Past performance is not an indication of future returns. Tax, legal and insurance information contained herein is general in nature, is provided for informational purposes only, and should not be construed as legal or tax advice, or as advice on whether to buy or surrender any insurance products. Personalized tax advice and tax return preparation is available through a separate, written engagement agreement with Adviser Investments Tax Solutions. We do not provide legal advice, nor sell insurance products. Always consult a licensed attorney, tax professional, or licensed insurance professional regarding your specific legal or tax situation, or insurance needs.
The Barron’s Top 100 Independent Wealth Advisors rankings consider factors such as assets under management, revenue produced for the firm, and quality of practice as determined by Barron’s editors. The award sponsor has not disclosed how many firms were surveyed or considered for this recognition, nor the percentage of total participants that ultimately received recognition. For more information and a complete list of recipients visit https://www.barrons.com/articles/are-ria-firms-growing-too-fast-the-story-behind-the-trend-51568420132. Years Received: 2019, 2018, 2017, 2016, 2015 & 2014.
The Barron’sTop Advisor Rankings by State (Massachusetts) (also referred to as Barron’s Top 1200 Financial Advisers) considers factors such as assets under management, revenue produced for the firm, regulatory record, quality of practice and philanthropic work. The award sponsor has not disclosed how many firms were surveyed or considered for this recognition, nor the percentage of total participants that ultimately received recognition. For more information and a complete list of recipients visit https://www.barrons.com/report/top-financial-advisors/1000/2019. Years Received: 2019, 2018, 2017, 2016, 2015 & 2014.
The Financial Times300 Top Registered Investment Advisers is an independent listing produced annually by the Financial Times and Ignites Research. According to the Financial Times, in 2019, approximately 2000 firms were invited to be considered for its list; 740 responded with 300 being named to this list. The listing reflects each practice’s performance in six primary areas: Assets under management (70-75% of a firm’s score), asset growth (15% of a firm’s score), years in existence, compliance record, credentials and online accessibility. For more information and a complete list of recipients visit https://www.ft.com/content/44d2b2b2-6cef-11e9-9ff9-8c855179f1c4. Years Received: 2019, 2018, 2016, 2015 & 2014.
Awards referenced above do not consider client experience and are not indicative of such. Nor are awards indicative of future performance. Unless otherwise noted, Adviser Investments does not pay a fee to participate in any of these awards.

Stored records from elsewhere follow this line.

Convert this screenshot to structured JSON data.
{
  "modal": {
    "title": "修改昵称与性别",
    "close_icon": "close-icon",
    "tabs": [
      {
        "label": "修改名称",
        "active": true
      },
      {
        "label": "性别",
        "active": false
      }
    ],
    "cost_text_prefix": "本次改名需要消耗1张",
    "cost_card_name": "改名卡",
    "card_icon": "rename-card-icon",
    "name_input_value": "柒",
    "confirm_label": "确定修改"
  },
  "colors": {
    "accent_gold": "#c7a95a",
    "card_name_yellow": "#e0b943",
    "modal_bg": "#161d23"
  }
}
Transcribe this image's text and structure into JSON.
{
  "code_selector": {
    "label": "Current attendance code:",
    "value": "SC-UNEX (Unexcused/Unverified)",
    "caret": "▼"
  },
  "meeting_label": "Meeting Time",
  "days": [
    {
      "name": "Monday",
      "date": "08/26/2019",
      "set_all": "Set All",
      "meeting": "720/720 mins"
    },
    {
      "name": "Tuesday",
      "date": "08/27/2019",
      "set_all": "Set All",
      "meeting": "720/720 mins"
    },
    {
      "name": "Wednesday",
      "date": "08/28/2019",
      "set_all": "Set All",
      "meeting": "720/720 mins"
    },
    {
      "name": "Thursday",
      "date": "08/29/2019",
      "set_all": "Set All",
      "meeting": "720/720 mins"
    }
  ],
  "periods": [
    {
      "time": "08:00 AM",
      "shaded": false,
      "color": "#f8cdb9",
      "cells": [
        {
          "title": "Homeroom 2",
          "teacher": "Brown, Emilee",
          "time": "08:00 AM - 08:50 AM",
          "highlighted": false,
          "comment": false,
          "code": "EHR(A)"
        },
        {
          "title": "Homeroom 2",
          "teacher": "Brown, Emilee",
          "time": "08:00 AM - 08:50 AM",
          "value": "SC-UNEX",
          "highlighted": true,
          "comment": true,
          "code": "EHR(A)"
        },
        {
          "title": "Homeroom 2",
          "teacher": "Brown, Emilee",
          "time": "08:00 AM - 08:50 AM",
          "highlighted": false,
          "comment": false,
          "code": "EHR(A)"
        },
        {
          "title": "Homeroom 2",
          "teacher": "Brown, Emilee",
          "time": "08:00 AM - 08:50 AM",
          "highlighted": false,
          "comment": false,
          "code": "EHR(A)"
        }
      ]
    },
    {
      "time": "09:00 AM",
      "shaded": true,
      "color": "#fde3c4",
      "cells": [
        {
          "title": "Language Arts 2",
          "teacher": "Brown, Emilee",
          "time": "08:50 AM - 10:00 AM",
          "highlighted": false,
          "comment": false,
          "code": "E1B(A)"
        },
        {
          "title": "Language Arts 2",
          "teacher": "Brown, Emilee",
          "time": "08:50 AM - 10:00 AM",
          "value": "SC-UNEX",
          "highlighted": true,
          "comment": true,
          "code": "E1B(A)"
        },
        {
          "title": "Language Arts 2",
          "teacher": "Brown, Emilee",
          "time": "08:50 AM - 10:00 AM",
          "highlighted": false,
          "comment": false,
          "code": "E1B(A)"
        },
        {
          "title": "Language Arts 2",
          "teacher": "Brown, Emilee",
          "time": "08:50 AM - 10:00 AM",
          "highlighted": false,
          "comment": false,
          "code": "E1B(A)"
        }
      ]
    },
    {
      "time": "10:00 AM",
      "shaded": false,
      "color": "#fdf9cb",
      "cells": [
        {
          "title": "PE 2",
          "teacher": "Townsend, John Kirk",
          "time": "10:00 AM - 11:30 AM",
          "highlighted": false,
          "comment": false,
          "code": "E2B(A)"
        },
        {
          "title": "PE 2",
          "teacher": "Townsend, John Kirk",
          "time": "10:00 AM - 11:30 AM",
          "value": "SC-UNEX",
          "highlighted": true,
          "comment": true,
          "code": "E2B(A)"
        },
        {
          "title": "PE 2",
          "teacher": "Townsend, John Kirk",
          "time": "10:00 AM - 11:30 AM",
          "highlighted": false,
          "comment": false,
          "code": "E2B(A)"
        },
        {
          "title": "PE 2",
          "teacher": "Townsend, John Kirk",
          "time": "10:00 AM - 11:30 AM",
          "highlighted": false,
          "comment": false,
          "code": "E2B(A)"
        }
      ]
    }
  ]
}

Additionally, awards typically only consider and recognize participants that choose to participate; and are often based on information supplied by the participants—such information should not be assumed to be verified by the sponsor of the award.
The Adviser You Can Talk To Podcast is a trademark of Adviser Investments, LLC. Registration pending.